*Your objective*: Whenever a line in this data holds the word "трек", report that line in full.

*Source data*:
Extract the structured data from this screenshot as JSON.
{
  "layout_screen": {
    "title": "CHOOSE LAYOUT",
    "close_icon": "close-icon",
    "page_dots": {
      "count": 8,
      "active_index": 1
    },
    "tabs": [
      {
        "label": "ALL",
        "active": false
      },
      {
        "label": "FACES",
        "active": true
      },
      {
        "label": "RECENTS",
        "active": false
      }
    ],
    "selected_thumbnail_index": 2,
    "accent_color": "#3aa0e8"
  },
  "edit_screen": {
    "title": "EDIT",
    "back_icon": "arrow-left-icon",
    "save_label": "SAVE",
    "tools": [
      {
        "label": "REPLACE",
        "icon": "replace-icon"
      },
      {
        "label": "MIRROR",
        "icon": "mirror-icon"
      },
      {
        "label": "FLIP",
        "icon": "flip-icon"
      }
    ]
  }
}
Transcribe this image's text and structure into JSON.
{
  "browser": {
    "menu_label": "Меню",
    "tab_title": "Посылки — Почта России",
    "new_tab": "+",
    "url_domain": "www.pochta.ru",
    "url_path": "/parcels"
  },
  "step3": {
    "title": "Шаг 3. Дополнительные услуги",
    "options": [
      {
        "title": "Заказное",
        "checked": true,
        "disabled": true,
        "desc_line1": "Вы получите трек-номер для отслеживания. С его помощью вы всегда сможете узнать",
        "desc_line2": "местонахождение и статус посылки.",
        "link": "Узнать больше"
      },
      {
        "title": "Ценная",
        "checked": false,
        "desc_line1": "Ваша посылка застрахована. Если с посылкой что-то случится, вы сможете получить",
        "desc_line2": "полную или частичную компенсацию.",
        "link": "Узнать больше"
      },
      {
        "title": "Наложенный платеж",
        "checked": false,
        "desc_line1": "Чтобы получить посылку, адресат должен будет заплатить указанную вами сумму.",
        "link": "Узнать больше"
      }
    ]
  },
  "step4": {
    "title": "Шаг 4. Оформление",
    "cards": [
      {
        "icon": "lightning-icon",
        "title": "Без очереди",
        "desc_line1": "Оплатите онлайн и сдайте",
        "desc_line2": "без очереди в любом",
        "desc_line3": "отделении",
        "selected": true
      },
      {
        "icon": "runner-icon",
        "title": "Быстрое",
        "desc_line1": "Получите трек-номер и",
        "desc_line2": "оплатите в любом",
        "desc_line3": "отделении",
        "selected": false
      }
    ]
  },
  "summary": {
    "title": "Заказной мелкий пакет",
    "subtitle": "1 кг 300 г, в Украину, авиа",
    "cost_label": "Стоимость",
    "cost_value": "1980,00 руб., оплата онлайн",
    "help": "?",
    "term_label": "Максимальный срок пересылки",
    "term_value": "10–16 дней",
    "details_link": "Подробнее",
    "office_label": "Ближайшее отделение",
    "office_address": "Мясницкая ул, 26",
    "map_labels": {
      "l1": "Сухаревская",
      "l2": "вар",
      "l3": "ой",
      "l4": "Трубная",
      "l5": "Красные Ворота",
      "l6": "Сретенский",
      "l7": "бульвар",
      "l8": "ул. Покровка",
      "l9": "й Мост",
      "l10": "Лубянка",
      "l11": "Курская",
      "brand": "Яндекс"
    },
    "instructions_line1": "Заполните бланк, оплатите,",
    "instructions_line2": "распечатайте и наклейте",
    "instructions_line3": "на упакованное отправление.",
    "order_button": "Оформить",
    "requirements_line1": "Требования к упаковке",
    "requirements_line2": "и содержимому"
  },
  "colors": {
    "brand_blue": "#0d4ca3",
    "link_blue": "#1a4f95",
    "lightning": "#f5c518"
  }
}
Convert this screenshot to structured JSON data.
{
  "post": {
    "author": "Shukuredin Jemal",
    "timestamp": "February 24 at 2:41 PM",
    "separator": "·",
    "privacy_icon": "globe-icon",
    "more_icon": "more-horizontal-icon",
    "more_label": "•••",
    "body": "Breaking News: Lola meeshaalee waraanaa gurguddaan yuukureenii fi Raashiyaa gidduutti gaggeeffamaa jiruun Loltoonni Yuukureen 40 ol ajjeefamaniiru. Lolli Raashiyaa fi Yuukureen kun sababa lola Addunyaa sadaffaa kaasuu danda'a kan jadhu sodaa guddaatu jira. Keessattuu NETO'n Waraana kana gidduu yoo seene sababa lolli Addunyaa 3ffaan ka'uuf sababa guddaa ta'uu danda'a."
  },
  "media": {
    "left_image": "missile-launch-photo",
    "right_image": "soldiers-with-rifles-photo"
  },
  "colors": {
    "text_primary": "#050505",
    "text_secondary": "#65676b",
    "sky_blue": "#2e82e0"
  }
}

*Solved problem*:
        "desc_line1": "Вы получите трек-номер для отслеживания. С его помощью вы всегда сможете узнать",
        "desc_line1": "Получите трек-номер и",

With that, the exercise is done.